[Source data]
- Opening Delimiter -

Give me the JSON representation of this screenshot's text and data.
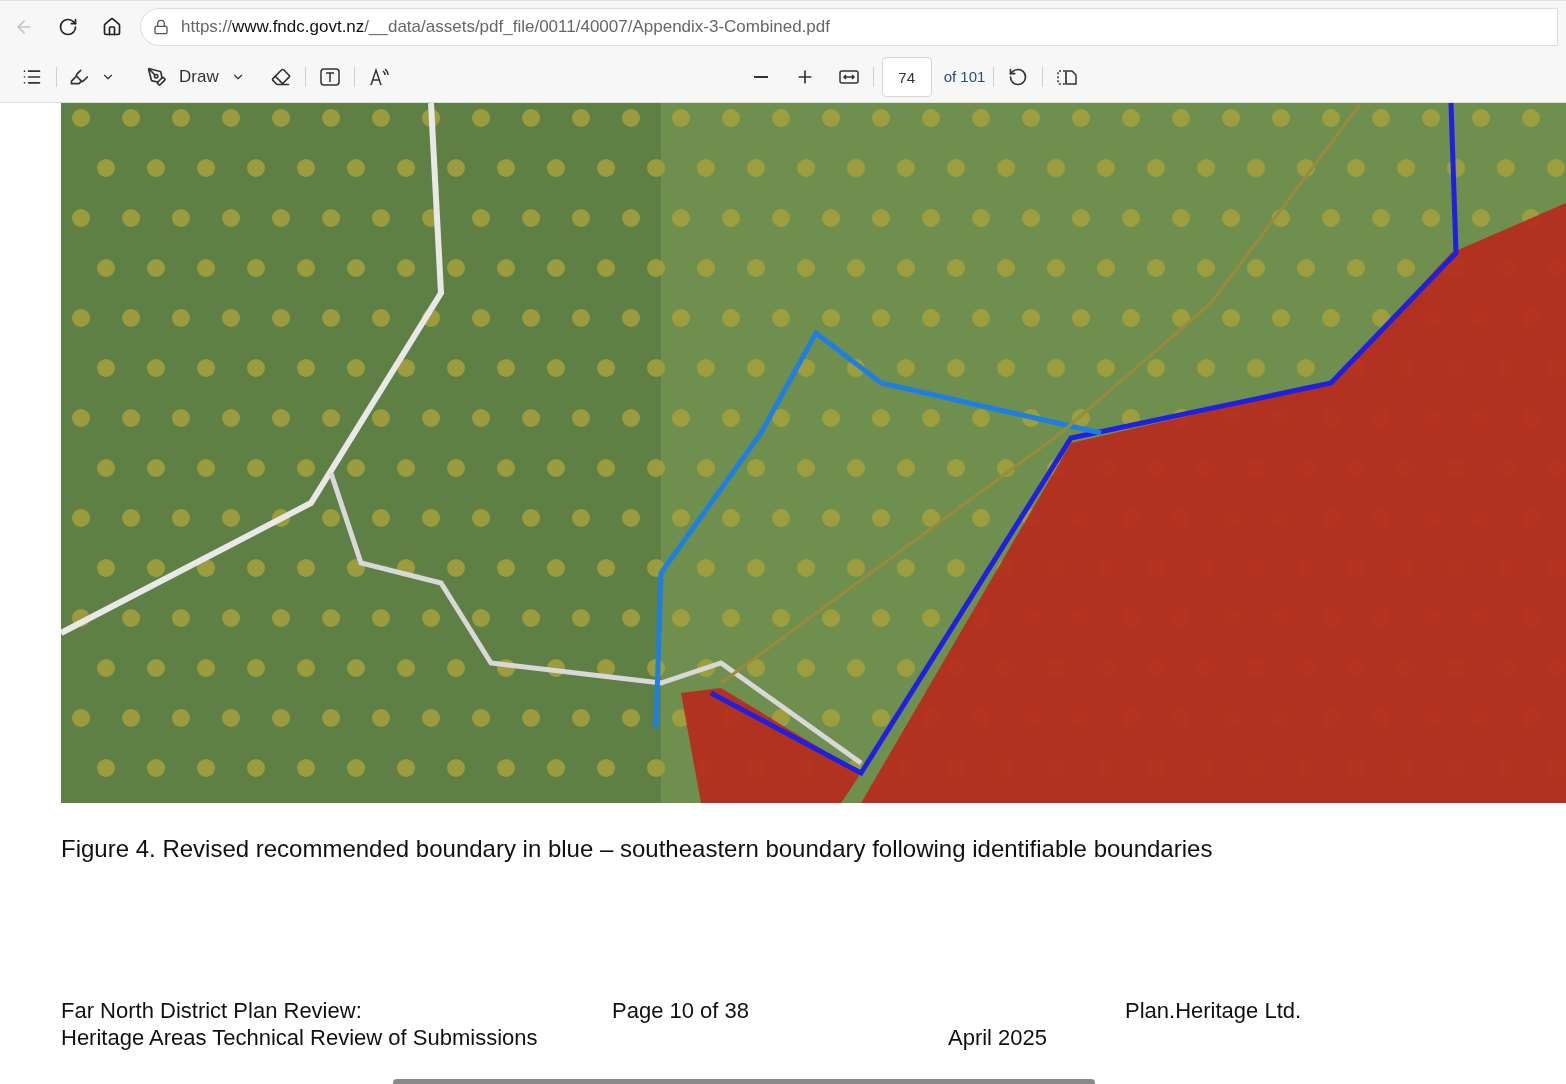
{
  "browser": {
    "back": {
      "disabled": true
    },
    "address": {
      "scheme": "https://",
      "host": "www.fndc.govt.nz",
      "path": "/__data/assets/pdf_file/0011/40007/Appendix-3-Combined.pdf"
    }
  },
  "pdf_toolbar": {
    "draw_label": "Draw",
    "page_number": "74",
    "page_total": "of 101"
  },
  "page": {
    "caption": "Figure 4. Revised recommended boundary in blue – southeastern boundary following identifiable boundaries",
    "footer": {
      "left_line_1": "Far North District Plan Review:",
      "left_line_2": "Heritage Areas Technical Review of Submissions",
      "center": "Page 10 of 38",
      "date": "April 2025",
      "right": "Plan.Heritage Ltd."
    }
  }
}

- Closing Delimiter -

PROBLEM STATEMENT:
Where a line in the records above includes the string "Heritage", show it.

FINAL ANSWER:
      "left_line_2": "Heritage Areas Technical Review of Submissions",
      "right": "Plan.Heritage Ltd."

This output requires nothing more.